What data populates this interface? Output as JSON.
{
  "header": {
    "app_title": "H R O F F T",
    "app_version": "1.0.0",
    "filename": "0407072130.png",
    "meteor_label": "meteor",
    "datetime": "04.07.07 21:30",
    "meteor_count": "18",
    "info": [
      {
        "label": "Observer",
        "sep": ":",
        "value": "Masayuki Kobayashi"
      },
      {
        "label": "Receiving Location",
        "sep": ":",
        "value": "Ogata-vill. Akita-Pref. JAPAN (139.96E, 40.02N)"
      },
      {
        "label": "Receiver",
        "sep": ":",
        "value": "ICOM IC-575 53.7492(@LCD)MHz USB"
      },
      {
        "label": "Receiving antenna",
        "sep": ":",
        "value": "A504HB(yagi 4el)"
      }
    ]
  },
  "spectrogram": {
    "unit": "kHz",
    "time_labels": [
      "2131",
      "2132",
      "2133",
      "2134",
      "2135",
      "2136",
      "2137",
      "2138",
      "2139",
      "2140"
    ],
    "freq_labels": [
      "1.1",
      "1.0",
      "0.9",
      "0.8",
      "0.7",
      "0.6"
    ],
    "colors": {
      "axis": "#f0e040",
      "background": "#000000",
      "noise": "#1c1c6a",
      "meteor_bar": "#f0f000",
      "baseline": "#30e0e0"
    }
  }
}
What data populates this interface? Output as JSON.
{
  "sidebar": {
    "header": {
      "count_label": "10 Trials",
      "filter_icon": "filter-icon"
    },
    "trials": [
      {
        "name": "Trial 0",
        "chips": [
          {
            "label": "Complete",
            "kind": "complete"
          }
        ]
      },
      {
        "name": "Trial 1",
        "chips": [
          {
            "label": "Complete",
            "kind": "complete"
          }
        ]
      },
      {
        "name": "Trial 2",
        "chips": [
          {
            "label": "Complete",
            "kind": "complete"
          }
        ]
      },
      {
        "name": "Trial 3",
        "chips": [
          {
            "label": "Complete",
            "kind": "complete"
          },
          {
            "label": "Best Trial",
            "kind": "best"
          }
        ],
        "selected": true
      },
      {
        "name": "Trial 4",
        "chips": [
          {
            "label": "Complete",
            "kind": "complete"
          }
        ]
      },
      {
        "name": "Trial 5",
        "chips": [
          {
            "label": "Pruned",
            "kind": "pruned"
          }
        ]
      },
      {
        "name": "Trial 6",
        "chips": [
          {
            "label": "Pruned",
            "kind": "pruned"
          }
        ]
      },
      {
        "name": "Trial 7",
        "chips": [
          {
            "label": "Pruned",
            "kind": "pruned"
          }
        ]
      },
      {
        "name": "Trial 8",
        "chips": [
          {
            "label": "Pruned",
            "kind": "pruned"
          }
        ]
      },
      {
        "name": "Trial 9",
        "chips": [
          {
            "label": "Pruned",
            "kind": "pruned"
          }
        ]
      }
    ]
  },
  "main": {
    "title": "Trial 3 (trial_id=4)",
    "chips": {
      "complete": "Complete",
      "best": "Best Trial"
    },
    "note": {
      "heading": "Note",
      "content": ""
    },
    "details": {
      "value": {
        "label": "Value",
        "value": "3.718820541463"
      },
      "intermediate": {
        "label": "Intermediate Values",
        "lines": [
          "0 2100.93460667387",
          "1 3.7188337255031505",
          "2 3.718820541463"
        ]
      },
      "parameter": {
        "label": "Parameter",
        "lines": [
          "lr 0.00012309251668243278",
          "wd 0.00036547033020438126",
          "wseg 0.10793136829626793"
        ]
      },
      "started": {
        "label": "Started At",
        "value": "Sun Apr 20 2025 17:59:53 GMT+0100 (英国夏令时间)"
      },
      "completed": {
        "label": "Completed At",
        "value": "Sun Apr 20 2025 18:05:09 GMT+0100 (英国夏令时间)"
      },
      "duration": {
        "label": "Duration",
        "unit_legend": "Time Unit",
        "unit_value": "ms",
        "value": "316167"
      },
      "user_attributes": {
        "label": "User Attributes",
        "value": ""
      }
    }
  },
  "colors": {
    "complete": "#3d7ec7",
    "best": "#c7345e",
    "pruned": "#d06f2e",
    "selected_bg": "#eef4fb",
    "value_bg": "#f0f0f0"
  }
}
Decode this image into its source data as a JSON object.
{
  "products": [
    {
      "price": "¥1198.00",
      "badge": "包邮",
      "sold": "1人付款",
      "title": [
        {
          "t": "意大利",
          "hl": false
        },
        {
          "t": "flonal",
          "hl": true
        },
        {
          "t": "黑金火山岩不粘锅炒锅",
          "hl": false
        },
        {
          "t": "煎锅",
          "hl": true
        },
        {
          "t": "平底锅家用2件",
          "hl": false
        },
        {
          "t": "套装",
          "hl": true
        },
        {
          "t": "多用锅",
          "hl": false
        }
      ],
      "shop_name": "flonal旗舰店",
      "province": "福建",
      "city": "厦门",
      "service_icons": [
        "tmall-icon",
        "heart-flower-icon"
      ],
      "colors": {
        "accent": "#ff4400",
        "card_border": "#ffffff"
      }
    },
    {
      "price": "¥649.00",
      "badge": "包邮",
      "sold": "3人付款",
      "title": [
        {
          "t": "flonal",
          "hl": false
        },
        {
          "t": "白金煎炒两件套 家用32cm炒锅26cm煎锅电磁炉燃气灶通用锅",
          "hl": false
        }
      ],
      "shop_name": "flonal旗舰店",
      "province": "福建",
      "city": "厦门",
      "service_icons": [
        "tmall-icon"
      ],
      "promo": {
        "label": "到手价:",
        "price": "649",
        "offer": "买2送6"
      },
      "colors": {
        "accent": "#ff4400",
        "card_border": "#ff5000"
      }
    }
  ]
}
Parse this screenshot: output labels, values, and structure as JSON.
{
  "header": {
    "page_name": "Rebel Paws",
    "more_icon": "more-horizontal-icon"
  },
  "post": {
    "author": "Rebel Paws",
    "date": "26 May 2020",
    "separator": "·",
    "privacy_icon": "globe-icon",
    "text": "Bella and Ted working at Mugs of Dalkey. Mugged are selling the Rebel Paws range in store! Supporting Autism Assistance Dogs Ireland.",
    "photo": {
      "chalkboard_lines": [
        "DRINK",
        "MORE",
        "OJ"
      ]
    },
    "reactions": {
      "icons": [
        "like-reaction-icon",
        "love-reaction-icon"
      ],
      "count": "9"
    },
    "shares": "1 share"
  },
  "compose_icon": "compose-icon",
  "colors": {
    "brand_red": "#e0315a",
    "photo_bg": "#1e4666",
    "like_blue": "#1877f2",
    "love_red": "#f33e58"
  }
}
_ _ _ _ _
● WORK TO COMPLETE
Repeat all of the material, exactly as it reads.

● WRITTEN SOLUTION
What data populates this interface? Output as JSON.
{
  "header": {
    "app_title": "H R O F F T",
    "app_version": "1.0.0",
    "filename": "0407072130.png",
    "meteor_label": "meteor",
    "datetime": "04.07.07 21:30",
    "meteor_count": "18",
    "info": [
      {
        "label": "Observer",
        "sep": ":",
        "value": "Masayuki Kobayashi"
      },
      {
        "label": "Receiving Location",
        "sep": ":",
        "value": "Ogata-vill. Akita-Pref. JAPAN (139.96E, 40.02N)"
      },
      {
        "label": "Receiver",
        "sep": ":",
        "value": "ICOM IC-575 53.7492(@LCD)MHz USB"
      },
      {
        "label": "Receiving antenna",
        "sep": ":",
        "value": "A504HB(yagi 4el)"
      }
    ]
  },
  "spectrogram": {
    "unit": "kHz",
    "time_labels": [
      "2131",
      "2132",
      "2133",
      "2134",
      "2135",
      "2136",
      "2137",
      "2138",
      "2139",
      "2140"
    ],
    "freq_labels": [
      "1.1",
      "1.0",
      "0.9",
      "0.8",
      "0.7",
      "0.6"
    ],
    "colors": {
      "axis": "#f0e040",
      "background": "#000000",
      "noise": "#1c1c6a",
      "meteor_bar": "#f0f000",
      "baseline": "#30e0e0"
    }
  }
}
What data populates this interface? Output as JSON.
{
  "sidebar": {
    "header": {
      "count_label": "10 Trials",
      "filter_icon": "filter-icon"
    },
    "trials": [
      {
        "name": "Trial 0",
        "chips": [
          {
            "label": "Complete",
            "kind": "complete"
          }
        ]
      },
      {
        "name": "Trial 1",
        "chips": [
          {
            "label": "Complete",
            "kind": "complete"
          }
        ]
      },
      {
        "name": "Trial 2",
        "chips": [
          {
            "label": "Complete",
            "kind": "complete"
          }
        ]
      },
      {
        "name": "Trial 3",
        "chips": [
          {
            "label": "Complete",
            "kind": "complete"
          },
          {
            "label": "Best Trial",
            "kind": "best"
          }
        ],
        "selected": true
      },
      {
        "name": "Trial 4",
        "chips": [
          {
            "label": "Complete",
            "kind": "complete"
          }
        ]
      },
      {
        "name": "Trial 5",
        "chips": [
          {
            "label": "Pruned",
            "kind": "pruned"
          }
        ]
      },
      {
        "name": "Trial 6",
        "chips": [
          {
            "label": "Pruned",
            "kind": "pruned"
          }
        ]
      },
      {
        "name": "Trial 7",
        "chips": [
          {
            "label": "Pruned",
            "kind": "pruned"
          }
        ]
      },
      {
        "name": "Trial 8",
        "chips": [
          {
            "label": "Pruned",
            "kind": "pruned"
          }
        ]
      },
      {
        "name": "Trial 9",
        "chips": [
          {
            "label": "Pruned",
            "kind": "pruned"
          }
        ]
      }
    ]
  },
  "main": {
    "title": "Trial 3 (trial_id=4)",
    "chips": {
      "complete": "Complete",
      "best": "Best Trial"
    },
    "note": {
      "heading": "Note",
      "content": ""
    },
    "details": {
      "value": {
        "label": "Value",
        "value": "3.718820541463"
      },
      "intermediate": {
        "label": "Intermediate Values",
        "lines": [
          "0 2100.93460667387",
          "1 3.7188337255031505",
          "2 3.718820541463"
        ]
      },
      "parameter": {
        "label": "Parameter",
        "lines": [
          "lr 0.00012309251668243278",
          "wd 0.00036547033020438126",
          "wseg 0.10793136829626793"
        ]
      },
      "started": {
        "label": "Started At",
        "value": "Sun Apr 20 2025 17:59:53 GMT+0100 (英国夏令时间)"
      },
      "completed": {
        "label": "Completed At",
        "value": "Sun Apr 20 2025 18:05:09 GMT+0100 (英国夏令时间)"
      },
      "duration": {
        "label": "Duration",
        "unit_legend": "Time Unit",
        "unit_value": "ms",
        "value": "316167"
      },
      "user_attributes": {
        "label": "User Attributes",
        "value": ""
      }
    }
  },
  "colors": {
    "complete": "#3d7ec7",
    "best": "#c7345e",
    "pruned": "#d06f2e",
    "selected_bg": "#eef4fb",
    "value_bg": "#f0f0f0"
  }
}
Decode this image into its source data as a JSON object.
{
  "products": [
    {
      "price": "¥1198.00",
      "badge": "包邮",
      "sold": "1人付款",
      "title": [
        {
          "t": "意大利",
          "hl": false
        },
        {
          "t": "flonal",
          "hl": true
        },
        {
          "t": "黑金火山岩不粘锅炒锅",
          "hl": false
        },
        {
          "t": "煎锅",
          "hl": true
        },
        {
          "t": "平底锅家用2件",
          "hl": false
        },
        {
          "t": "套装",
          "hl": true
        },
        {
          "t": "多用锅",
          "hl": false
        }
      ],
      "shop_name": "flonal旗舰店",
      "province": "福建",
      "city": "厦门",
      "service_icons": [
        "tmall-icon",
        "heart-flower-icon"
      ],
      "colors": {
        "accent": "#ff4400",
        "card_border": "#ffffff"
      }
    },
    {
      "price": "¥649.00",
      "badge": "包邮",
      "sold": "3人付款",
      "title": [
        {
          "t": "flonal",
          "hl": false
        },
        {
          "t": "白金煎炒两件套 家用32cm炒锅26cm煎锅电磁炉燃气灶通用锅",
          "hl": false
        }
      ],
      "shop_name": "flonal旗舰店",
      "province": "福建",
      "city": "厦门",
      "service_icons": [
        "tmall-icon"
      ],
      "promo": {
        "label": "到手价:",
        "price": "649",
        "offer": "买2送6"
      },
      "colors": {
        "accent": "#ff4400",
        "card_border": "#ff5000"
      }
    }
  ]
}
Parse this screenshot: output labels, values, and structure as JSON.
{
  "header": {
    "page_name": "Rebel Paws",
    "more_icon": "more-horizontal-icon"
  },
  "post": {
    "author": "Rebel Paws",
    "date": "26 May 2020",
    "separator": "·",
    "privacy_icon": "globe-icon",
    "text": "Bella and Ted working at Mugs of Dalkey. Mugged are selling the Rebel Paws range in store! Supporting Autism Assistance Dogs Ireland.",
    "photo": {
      "chalkboard_lines": [
        "DRINK",
        "MORE",
        "OJ"
      ]
    },
    "reactions": {
      "icons": [
        "like-reaction-icon",
        "love-reaction-icon"
      ],
      "count": "9"
    },
    "shares": "1 share"
  },
  "compose_icon": "compose-icon",
  "colors": {
    "brand_red": "#e0315a",
    "photo_bg": "#1e4666",
    "like_blue": "#1877f2",
    "love_red": "#f33e58"
  }
}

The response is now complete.